**Assigned task:**
The required output is a single number: how many lines of the material contain the string "icon".

━━━━━━━━

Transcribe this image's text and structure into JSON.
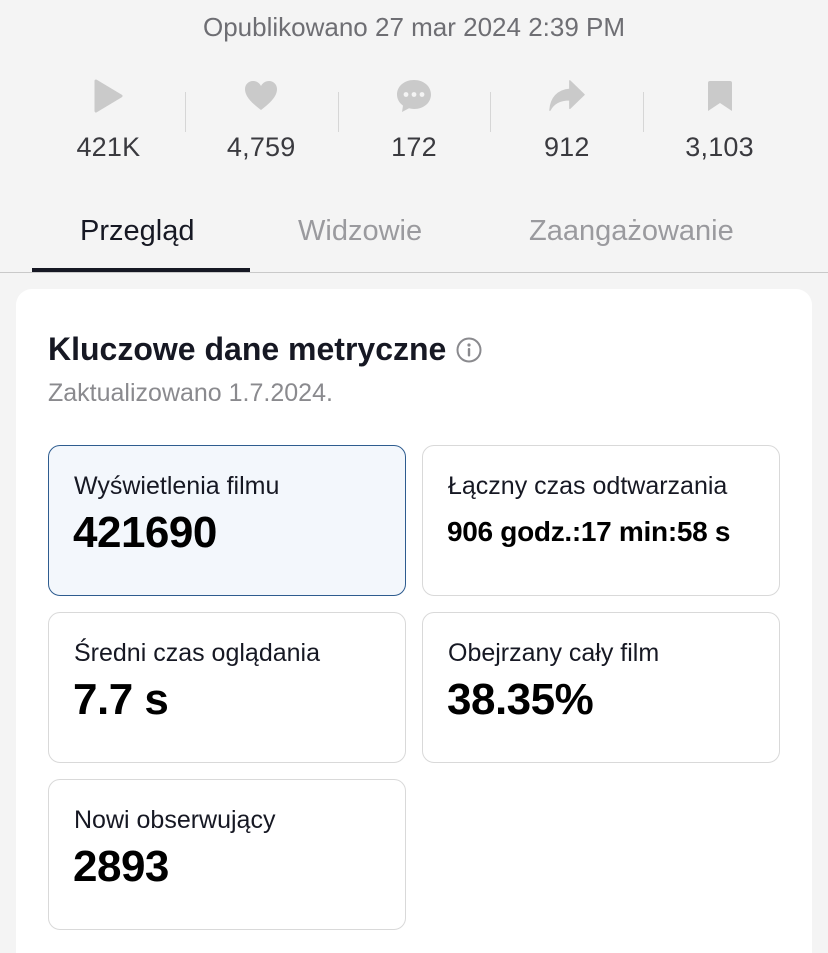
{
  "header": {
    "published": "Opublikowano 27 mar 2024 2:39 PM"
  },
  "stats": [
    {
      "icon": "play-icon",
      "value": "421K"
    },
    {
      "icon": "heart-icon",
      "value": "4,759"
    },
    {
      "icon": "comment-icon",
      "value": "172"
    },
    {
      "icon": "share-icon",
      "value": "912"
    },
    {
      "icon": "bookmark-icon",
      "value": "3,103"
    }
  ],
  "tabs": [
    {
      "label": "Przegląd",
      "active": true
    },
    {
      "label": "Widzowie",
      "active": false
    },
    {
      "label": "Zaangażowanie",
      "active": false
    }
  ],
  "key_metrics": {
    "title": "Kluczowe dane metryczne",
    "updated": "Zaktualizowano 1.7.2024.",
    "items": [
      {
        "label": "Wyświetlenia filmu",
        "value": "421690",
        "selected": true
      },
      {
        "label": "Łączny czas odtwarzania",
        "value": "906 godz.:17 min:58 s",
        "selected": false
      },
      {
        "label": "Średni czas oglądania",
        "value": "7.7 s",
        "selected": false
      },
      {
        "label": "Obejrzany cały film",
        "value": "38.35%",
        "selected": false
      },
      {
        "label": "Nowi obserwujący",
        "value": "2893",
        "selected": false
      }
    ]
  },
  "colors": {
    "icon": "#cacaca",
    "text_primary": "#161823",
    "text_muted": "#9a9a9e",
    "selected_border": "#2e5c8f",
    "selected_bg": "#f3f7fc"
  }
}
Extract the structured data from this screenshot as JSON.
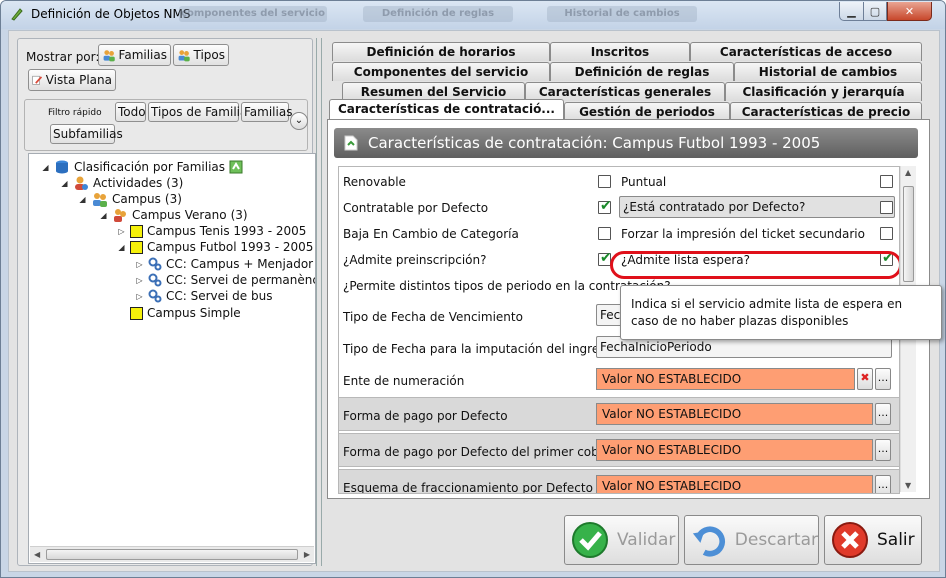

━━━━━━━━

**Response to this exercise:**
6